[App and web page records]
------------------------
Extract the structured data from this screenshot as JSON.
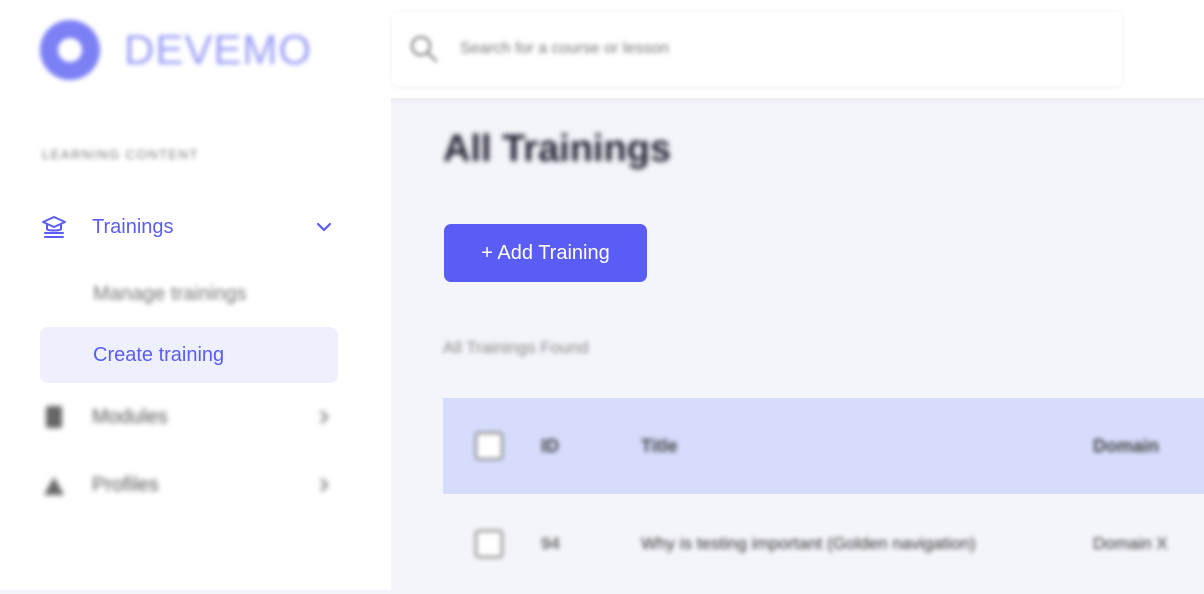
{
  "header": {
    "logo_text": "DEVEMO",
    "search_placeholder": "Search for a course or lesson"
  },
  "sidebar": {
    "section_label": "LEARNING CONTENT",
    "items": [
      {
        "label": "Trainings",
        "expanded": true,
        "icon": "graduation-cap-icon"
      },
      {
        "label": "Modules",
        "expanded": false,
        "icon": "module-icon"
      },
      {
        "label": "Profiles",
        "expanded": false,
        "icon": "profile-icon"
      }
    ],
    "sub_items": [
      {
        "label": "Manage trainings"
      },
      {
        "label": "Create training",
        "active": true
      }
    ]
  },
  "main": {
    "title": "All Trainings",
    "add_button_label": "+ Add Training",
    "found_text": "All Trainings Found",
    "table": {
      "columns": [
        "ID",
        "Title",
        "Domain"
      ],
      "rows": [
        {
          "id": "94",
          "title": "Why is testing important (Golden navigation)",
          "domain": "Domain X"
        }
      ]
    }
  },
  "colors": {
    "accent": "#5a5df5",
    "active_bg": "#eef0fd",
    "table_header_bg": "#d6dcfb",
    "page_bg": "#f4f5fa"
  }
}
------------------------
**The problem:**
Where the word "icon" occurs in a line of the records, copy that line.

**Expected answer:**
        "icon": "graduation-cap-icon"
        "icon": "module-icon"
        "icon": "profile-icon"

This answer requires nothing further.